1. Start your paper or project early. Good research takes time. It is also a messy process. Often there are lots of false starts and bumps along the way, so don't expect it to be quick. Don't try to cram in your research the night before it is due because then you might be tempted to plagiarize by using other people's ideas, words, sentence structure or paragraphing.

2. Create an outline to help you stay on track.

3. Use a good note taking system like NoodleTools, the MLA card system (remember, only one idea or fact per notecard) or Cornell Note Taking System (Double Column Notes).  On each notecard or page, cite your source, including page numbers, so and your readers can find it again easily.  Keep your notes so you can show your teacher your efforts, thinking and sources if a question about plagiarism arises.

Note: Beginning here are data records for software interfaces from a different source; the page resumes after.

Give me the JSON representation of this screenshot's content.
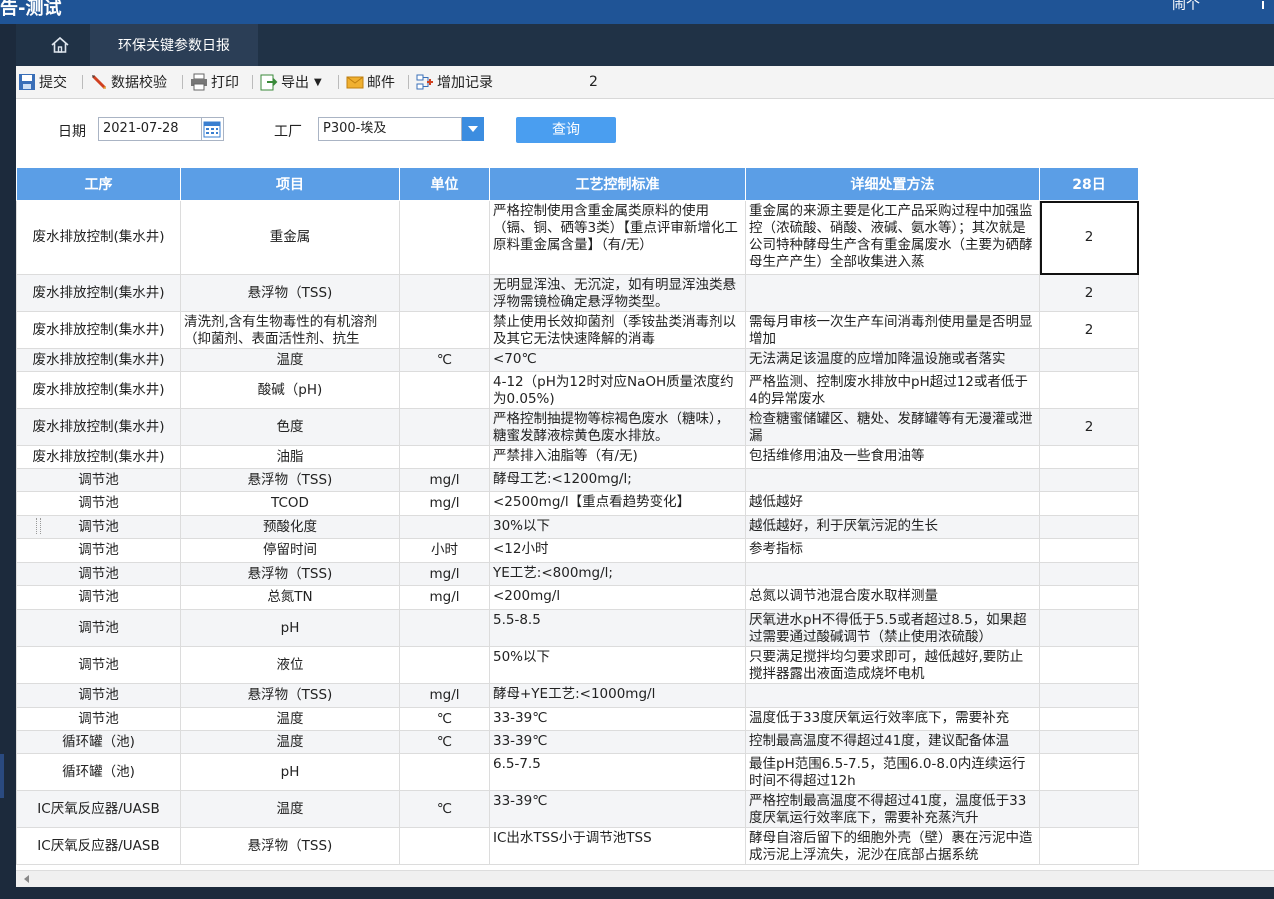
{
  "app": {
    "title": "告-测试",
    "user": "闹个"
  },
  "tabs": {
    "report_label": "环保关键参数日报"
  },
  "toolbar": {
    "submit": "提交",
    "validate": "数据校验",
    "print": "打印",
    "export": "导出",
    "mail": "邮件",
    "add_record": "增加记录",
    "count": "2"
  },
  "filter": {
    "date_label": "日期",
    "date_value": "2021-07-28",
    "plant_label": "工厂",
    "plant_value": "P300-埃及",
    "query_label": "查询"
  },
  "colors": {
    "header": "#5b9ee6",
    "accent": "#1f5496",
    "query": "#4a9ef0"
  },
  "grid": {
    "headers": [
      "工序",
      "项目",
      "单位",
      "工艺控制标准",
      "详细处置方法",
      "28日"
    ],
    "rows": [
      [
        "废水排放控制(集水井)",
        "重金属",
        "",
        "严格控制使用含重金属类原料的使用（镉、铜、硒等3类）【重点评审新增化工原料重金属含量】（有/无）",
        "重金属的来源主要是化工产品采购过程中加强监控（浓硫酸、硝酸、液碱、氨水等）；其次就是公司特种酵母生产含有重金属废水（主要为硒酵母生产产生）全部收集进入蒸",
        "2"
      ],
      [
        "废水排放控制(集水井)",
        "悬浮物（TSS)",
        "",
        "无明显浑浊、无沉淀，如有明显浑浊类悬浮物需镜检确定悬浮物类型。",
        "",
        "2"
      ],
      [
        "废水排放控制(集水井)",
        "清洗剂,含有生物毒性的有机溶剂（抑菌剂、表面活性剂、抗生",
        "",
        "禁止使用长效抑菌剂（季铵盐类消毒剂以及其它无法快速降解的消毒",
        "需每月审核一次生产车间消毒剂使用量是否明显增加",
        "2"
      ],
      [
        "废水排放控制(集水井)",
        "温度",
        "℃",
        "<70℃",
        "无法满足该温度的应增加降温设施或者落实",
        ""
      ],
      [
        "废水排放控制(集水井)",
        "酸碱（pH)",
        "",
        "4-12（pH为12时对应NaOH质量浓度约为0.05%)",
        "严格监测、控制废水排放中pH超过12或者低于4的异常废水",
        ""
      ],
      [
        "废水排放控制(集水井)",
        "色度",
        "",
        "严格控制抽提物等棕褐色废水（糖味），糖蜜发酵液棕黄色废水排放。",
        "检查糖蜜储罐区、糖处、发酵罐等有无漫灌或泄漏",
        "2"
      ],
      [
        "废水排放控制(集水井)",
        "油脂",
        "",
        "严禁排入油脂等（有/无)",
        "包括维修用油及一些食用油等",
        ""
      ],
      [
        "调节池",
        "悬浮物（TSS)",
        "mg/l",
        "酵母工艺:<1200mg/l;",
        "",
        ""
      ],
      [
        "调节池",
        "TCOD",
        "mg/l",
        "<2500mg/l【重点看趋势变化】",
        "越低越好",
        ""
      ],
      [
        "调节池",
        "预酸化度",
        "",
        "30%以下",
        "越低越好，利于厌氧污泥的生长",
        ""
      ],
      [
        "调节池",
        "停留时间",
        "小时",
        "<12小时",
        "参考指标",
        ""
      ],
      [
        "调节池",
        "悬浮物（TSS)",
        "mg/l",
        "YE工艺:<800mg/l;",
        "",
        ""
      ],
      [
        "调节池",
        "总氮TN",
        "mg/l",
        "<200mg/l",
        "总氮以调节池混合废水取样测量",
        ""
      ],
      [
        "调节池",
        "pH",
        "",
        "5.5-8.5",
        "厌氧进水pH不得低于5.5或者超过8.5，如果超过需要通过酸碱调节（禁止使用浓硫酸）",
        ""
      ],
      [
        "调节池",
        "液位",
        "",
        "50%以下",
        "只要满足搅拌均匀要求即可，越低越好,要防止搅拌器露出液面造成烧坏电机",
        ""
      ],
      [
        "调节池",
        "悬浮物（TSS)",
        "mg/l",
        "酵母+YE工艺:<1000mg/l",
        "",
        ""
      ],
      [
        "调节池",
        "温度",
        "℃",
        "33-39℃",
        "温度低于33度厌氧运行效率底下，需要补充",
        ""
      ],
      [
        "循环罐（池)",
        "温度",
        "℃",
        "33-39℃",
        "控制最高温度不得超过41度，建议配备体温",
        ""
      ],
      [
        "循环罐（池)",
        "pH",
        "",
        "6.5-7.5",
        "最佳pH范围6.5-7.5，范围6.0-8.0内连续运行时间不得超过12h",
        ""
      ],
      [
        "IC厌氧反应器/UASB",
        "温度",
        "℃",
        "33-39℃",
        "严格控制最高温度不得超过41度，温度低于33度厌氧运行效率底下，需要补充蒸汽升",
        ""
      ],
      [
        "IC厌氧反应器/UASB",
        "悬浮物（TSS)",
        "",
        "IC出水TSS小于调节池TSS",
        "酵母自溶后留下的细胞外壳（壁）裹在污泥中造成污泥上浮流失，泥沙在底部占据系统",
        ""
      ]
    ]
  }
}
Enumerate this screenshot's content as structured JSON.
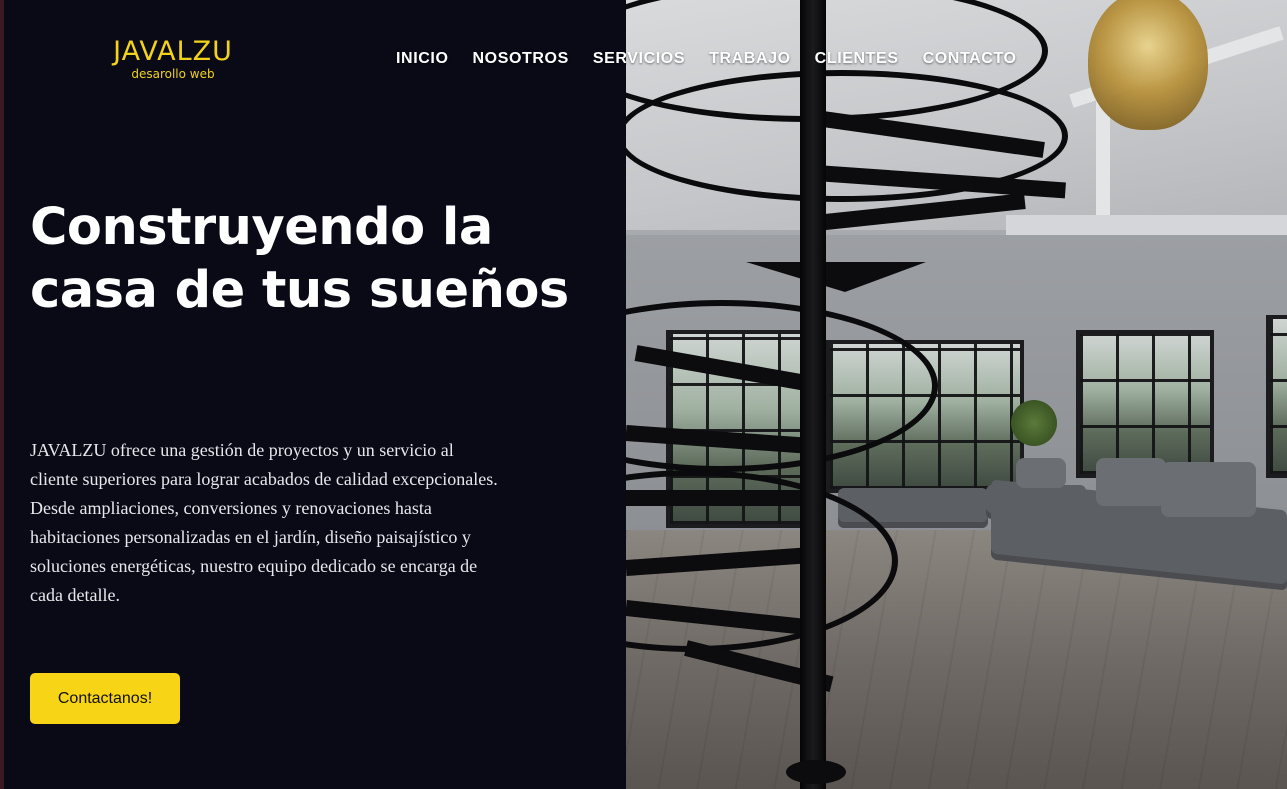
{
  "brand": {
    "name": "JAVALZU",
    "tagline": "desarollo web",
    "accent_color": "#f2d21b"
  },
  "nav": {
    "items": [
      {
        "label": "INICIO"
      },
      {
        "label": "NOSOTROS"
      },
      {
        "label": "SERVICIOS"
      },
      {
        "label": "TRABAJO"
      },
      {
        "label": "CLIENTES"
      },
      {
        "label": "CONTACTO"
      }
    ]
  },
  "hero": {
    "title": "Construyendo la casa de tus sueños",
    "description": "JAVALZU ofrece una gestión de proyectos y un servicio al cliente superiores para lograr acabados de calidad excepcionales. Desde ampliaciones, conversiones y renovaciones hasta habitaciones personalizadas en el jardín, diseño paisajístico y soluciones energéticas, nuestro equipo dedicado se encarga de cada detalle.",
    "cta_label": "Contactanos!",
    "cta_color": "#f7d516",
    "background_color": "#0a0a17"
  },
  "image": {
    "subject": "interior-spiral-staircase-living-room"
  }
}
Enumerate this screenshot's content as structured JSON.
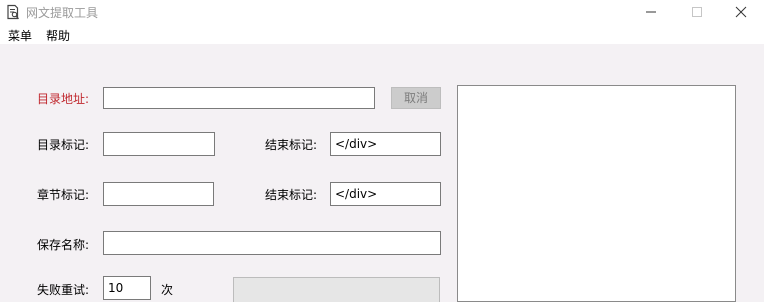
{
  "window": {
    "title": "网文提取工具"
  },
  "menu": {
    "items": [
      "菜单",
      "帮助"
    ]
  },
  "form": {
    "dir_address": {
      "label": "目录地址:",
      "value": ""
    },
    "cancel_label": "取消",
    "dir_mark": {
      "label": "目录标记:",
      "value": ""
    },
    "dir_end": {
      "label": "结束标记:",
      "value": "</div>"
    },
    "chapter_mark": {
      "label": "章节标记:",
      "value": ""
    },
    "chapter_end": {
      "label": "结束标记:",
      "value": "</div>"
    },
    "save_name": {
      "label": "保存名称:",
      "value": ""
    },
    "retry": {
      "label": "失败重试:",
      "value": "10",
      "unit": "次"
    }
  },
  "log": {
    "text": ""
  },
  "progress": {
    "fraction": 0
  },
  "colors": {
    "label_highlight": "#c0282e",
    "client_bg": "#f4f1f4"
  }
}
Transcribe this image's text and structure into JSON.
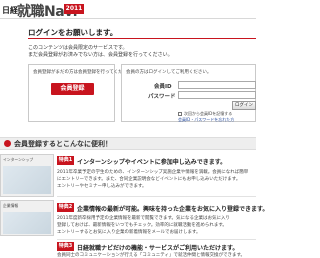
{
  "header": {
    "logo_prefix": "日経",
    "logo_main": "就職Navi",
    "logo_year": "2011"
  },
  "page": {
    "title": "ログインをお願いします。",
    "intro_lines": [
      "このコンテンツは会員限定のサービスです。",
      "まだ会員登録がお済みでない方は、会員登録を行ってください。"
    ]
  },
  "register_box": {
    "caption": "会員登録がまだの方は会員登録を行ってください",
    "button_label": "会員登録"
  },
  "login_box": {
    "caption": "会員の方はログインしてご利用ください。",
    "id_label": "会員ID",
    "password_label": "パスワード",
    "login_button": "ログイン",
    "remember_label": "次回から会員IDを記憶する",
    "forgot_link": "会員ID・パスワードを忘れた方"
  },
  "benefits": {
    "title": "会員登録するとこんなに便利！",
    "thumbnail_captions": [
      "インターンシップ",
      "企業情報"
    ],
    "items": [
      {
        "badge": "特典1",
        "heading": "インターンシップやイベントに参加申し込みできます。",
        "lines": [
          "2011年卒業予定の学生のための、インターンシップ実施企業や情報を満載。会員になれば簡単",
          "にエントリーできます。また、合同企業説明会などイベントにもお申し込みいただけます。",
          "エントリーやセミナー申し込みができます。"
        ]
      },
      {
        "badge": "特典2",
        "heading": "企業情報の最新が可能。興味を持った企業をお気に入り登録できます。",
        "lines": [
          "2011年度新卒採用予定の企業情報を最新で閲覧できます。気になる企業はお気に入り",
          "登録しておけば、最新情報をいつでもチェック。効率的に就職活動を進められます。",
          "エントリーするとお気に入り企業の新着情報をメールでお届けします。"
        ]
      },
      {
        "badge": "特典3",
        "heading": "日経就職ナビだけの機能・サービスがご利用いただけます。",
        "lines": [
          "会員同士のコミュニケーションが行える「コミュニティ」で就活仲間と情報交換ができます。"
        ]
      }
    ]
  },
  "colors": {
    "accent": "#c8141e",
    "background": "#ffffff"
  }
}
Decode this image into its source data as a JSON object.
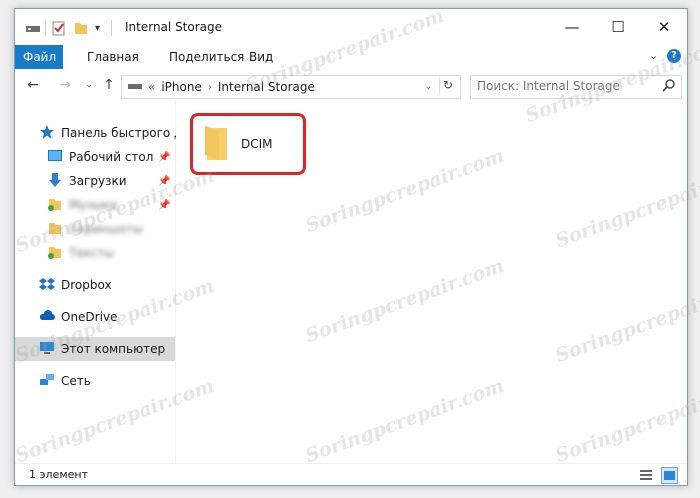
{
  "window": {
    "title": "Internal Storage"
  },
  "ribbon": {
    "tabs": [
      "Файл",
      "Главная",
      "Поделиться",
      "Вид"
    ]
  },
  "address": {
    "prefix": "«",
    "crumbs": [
      "iPhone",
      "Internal Storage"
    ]
  },
  "search": {
    "placeholder": "Поиск: Internal Storage"
  },
  "nav": {
    "quick_access": "Панель быстрого дс",
    "desktop": "Рабочий стол",
    "downloads": "Загрузки",
    "blurred_items": [
      "Музыка",
      "Скриншоты",
      "Тексты"
    ],
    "dropbox": "Dropbox",
    "onedrive": "OneDrive",
    "this_pc": "Этот компьютер",
    "network": "Сеть"
  },
  "content": {
    "folder_name": "DCIM"
  },
  "status": {
    "count_text": "1 элемент"
  },
  "watermark": {
    "text": "Soringpcrepair.com"
  },
  "colors": {
    "accent": "#1979ca",
    "highlight": "#d9262b",
    "folder": "#f2c55c"
  }
}
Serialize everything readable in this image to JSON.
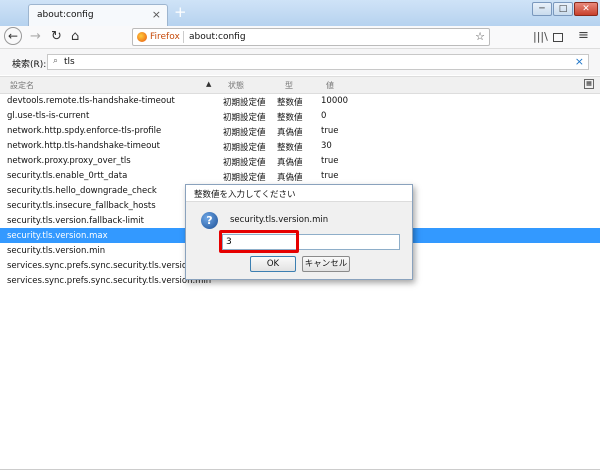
{
  "tab": {
    "title": "about:config",
    "close": "×",
    "newtab": "+"
  },
  "window": {
    "min": "─",
    "max": "□",
    "close": "✕"
  },
  "nav": {
    "back": "←",
    "forward": "→",
    "reload": "↻",
    "home": "⌂",
    "identity": "Firefox",
    "url": "about:config",
    "star": "☆",
    "library": "|||\\",
    "menu": "≡"
  },
  "search": {
    "label": "検索(R):",
    "icon": "⌕",
    "value": "tls",
    "clear": "×"
  },
  "columns": {
    "name": "設定名",
    "sort": "▲",
    "status": "状態",
    "type": "型",
    "value": "値",
    "picker": "▦"
  },
  "rows": [
    {
      "name": "devtools.remote.tls-handshake-timeout",
      "status": "初期設定値",
      "type": "整数値",
      "value": "10000"
    },
    {
      "name": "gl.use-tls-is-current",
      "status": "初期設定値",
      "type": "整数値",
      "value": "0"
    },
    {
      "name": "network.http.spdy.enforce-tls-profile",
      "status": "初期設定値",
      "type": "真偽値",
      "value": "true"
    },
    {
      "name": "network.http.tls-handshake-timeout",
      "status": "初期設定値",
      "type": "整数値",
      "value": "30"
    },
    {
      "name": "network.proxy.proxy_over_tls",
      "status": "初期設定値",
      "type": "真偽値",
      "value": "true"
    },
    {
      "name": "security.tls.enable_0rtt_data",
      "status": "初期設定値",
      "type": "真偽値",
      "value": "true"
    },
    {
      "name": "security.tls.hello_downgrade_check",
      "status": "",
      "type": "",
      "value": ""
    },
    {
      "name": "security.tls.insecure_fallback_hosts",
      "status": "",
      "type": "",
      "value": ""
    },
    {
      "name": "security.tls.version.fallback-limit",
      "status": "",
      "type": "",
      "value": ""
    },
    {
      "name": "security.tls.version.max",
      "status": "",
      "type": "",
      "value": ""
    },
    {
      "name": "security.tls.version.min",
      "status": "",
      "type": "",
      "value": ""
    },
    {
      "name": "services.sync.prefs.sync.security.tls.version.max",
      "status": "",
      "type": "",
      "value": ""
    },
    {
      "name": "services.sync.prefs.sync.security.tls.version.min",
      "status": "",
      "type": "",
      "value": ""
    }
  ],
  "dialog": {
    "title": "整数値を入力してください",
    "icon": "?",
    "message": "security.tls.version.min",
    "input_value": "3",
    "ok": "OK",
    "cancel": "キャンセル"
  },
  "colors": {
    "selection": "#3399ff",
    "highlight": "#e60000",
    "firefox": "#c64b0b"
  }
}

4. Always use quotation marks when using a direct quote.

5. Paraphrase properly.  Parphrasing is not like playing Scrabble - rearranging the words in somebody else's sentence is STILL PLAGIARISM. Changing a few of the words with the help of a thesaurus is STILL PLAGIARISM.  Make sure you understand the author's ideas.  Paraphrase or summarize what the author said in your own words by extracting the information from the text and putting that information in bullet form.  When you are actually drafting your paper, look at the bulleted information and write the information in your own words.

6. Make sure your paper is your own original thinking, not just canned words. Give your brain a workout!

7. Be sure to create your works cited as you do your research.  Trying to recreate the work cited after you have finished writing your paper leads to inaccuracies. Cite all your sources. This means images and graphics, too. Sources need to be cited no matter whether you got them whether on the Internet or in printed material. Don't forget to cite your graphics in your PowerPoint or other presentations. It's so much easier to cite your source, then to forget to and pay later.

For more information on MLA citation, visit the Purdue Online Writing Lab (OWL).

But I didn't think I was plagiarizing...

There are two kinds of plagiarizing Intentional and Unintentional. 

Intentional plagiarizing when you know you are doing something wrong but you do it anyway. Like:

  • Copying a friend’s work
  • Buying or borrowing papers 
  • Cutting and pasting blocks of text from online sources without documenting
  • “Borrowing” media without documentation

Unintentional plagiarizing is when you tried to do the right thing but didn't understand how to do it properly.  LIke:

  • Careless paraphrasing
  • Failure to use your own “voice”
  • A quote-heavy paper
  • Poor documentation

 When to Cite:

  • Quoting directly from a source
  • Using an original idea from one of your sources, whether you decide to quote, summarize or  paraphrase it
  • Using factual information that is not common knowledge (cite to be safe.)
  • Using a date or fact that might be disputed

Remember:

  • Don’t use another person’s words, ideas, or catchy phrases without citing them.
  • Don’t use diagrams, music, code, photos, or other images without citing the source.
  • Don’t take a block of text and change only a few key words and think you are paraphrasing. You’re not.  Your plagiarizing. (Even if you cite it).